Records Start Marker

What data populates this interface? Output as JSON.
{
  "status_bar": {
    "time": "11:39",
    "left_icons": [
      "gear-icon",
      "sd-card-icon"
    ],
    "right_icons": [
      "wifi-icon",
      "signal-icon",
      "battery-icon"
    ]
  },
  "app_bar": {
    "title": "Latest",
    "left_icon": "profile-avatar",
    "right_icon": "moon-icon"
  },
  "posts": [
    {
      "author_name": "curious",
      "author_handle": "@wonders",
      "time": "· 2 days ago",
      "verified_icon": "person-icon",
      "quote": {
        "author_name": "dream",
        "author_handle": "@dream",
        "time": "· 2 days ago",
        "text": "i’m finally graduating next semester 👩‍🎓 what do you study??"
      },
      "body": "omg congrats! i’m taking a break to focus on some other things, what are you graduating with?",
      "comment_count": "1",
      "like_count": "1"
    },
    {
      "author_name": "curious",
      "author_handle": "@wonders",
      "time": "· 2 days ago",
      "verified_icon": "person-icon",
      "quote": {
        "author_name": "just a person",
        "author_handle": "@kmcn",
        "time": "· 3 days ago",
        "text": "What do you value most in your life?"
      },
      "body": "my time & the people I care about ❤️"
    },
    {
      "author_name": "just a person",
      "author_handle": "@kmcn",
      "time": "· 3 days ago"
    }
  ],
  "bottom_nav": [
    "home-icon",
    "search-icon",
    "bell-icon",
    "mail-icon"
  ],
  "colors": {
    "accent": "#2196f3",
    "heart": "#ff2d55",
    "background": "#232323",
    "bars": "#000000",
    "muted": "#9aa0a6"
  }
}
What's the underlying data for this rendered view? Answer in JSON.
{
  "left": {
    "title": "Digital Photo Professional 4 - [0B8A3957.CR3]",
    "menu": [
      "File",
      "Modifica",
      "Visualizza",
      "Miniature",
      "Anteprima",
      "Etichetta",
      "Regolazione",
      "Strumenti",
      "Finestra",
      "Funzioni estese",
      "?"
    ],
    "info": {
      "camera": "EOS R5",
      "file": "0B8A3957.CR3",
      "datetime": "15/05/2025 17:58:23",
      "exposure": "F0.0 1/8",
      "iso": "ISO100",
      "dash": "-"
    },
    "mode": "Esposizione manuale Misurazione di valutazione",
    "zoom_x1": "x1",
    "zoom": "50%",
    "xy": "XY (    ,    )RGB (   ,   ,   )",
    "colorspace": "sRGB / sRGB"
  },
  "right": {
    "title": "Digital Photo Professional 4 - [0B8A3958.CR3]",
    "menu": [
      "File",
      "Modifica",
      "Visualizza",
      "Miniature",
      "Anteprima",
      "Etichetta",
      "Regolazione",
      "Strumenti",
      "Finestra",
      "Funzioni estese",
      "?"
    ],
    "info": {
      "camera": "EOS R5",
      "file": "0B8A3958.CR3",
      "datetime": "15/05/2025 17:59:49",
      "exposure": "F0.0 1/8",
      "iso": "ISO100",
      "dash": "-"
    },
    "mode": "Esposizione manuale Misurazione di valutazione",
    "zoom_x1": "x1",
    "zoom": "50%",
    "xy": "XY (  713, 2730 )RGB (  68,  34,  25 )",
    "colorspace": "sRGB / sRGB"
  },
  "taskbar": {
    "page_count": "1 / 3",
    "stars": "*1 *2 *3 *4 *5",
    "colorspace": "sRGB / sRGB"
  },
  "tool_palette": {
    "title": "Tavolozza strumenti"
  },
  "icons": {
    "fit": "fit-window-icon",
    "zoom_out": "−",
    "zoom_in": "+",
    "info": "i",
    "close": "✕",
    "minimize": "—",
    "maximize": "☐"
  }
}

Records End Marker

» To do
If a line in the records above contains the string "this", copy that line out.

» Reply to the task
What data populates this interface? Output as JSON.
What's the underlying data for this rendered view? Answer in JSON.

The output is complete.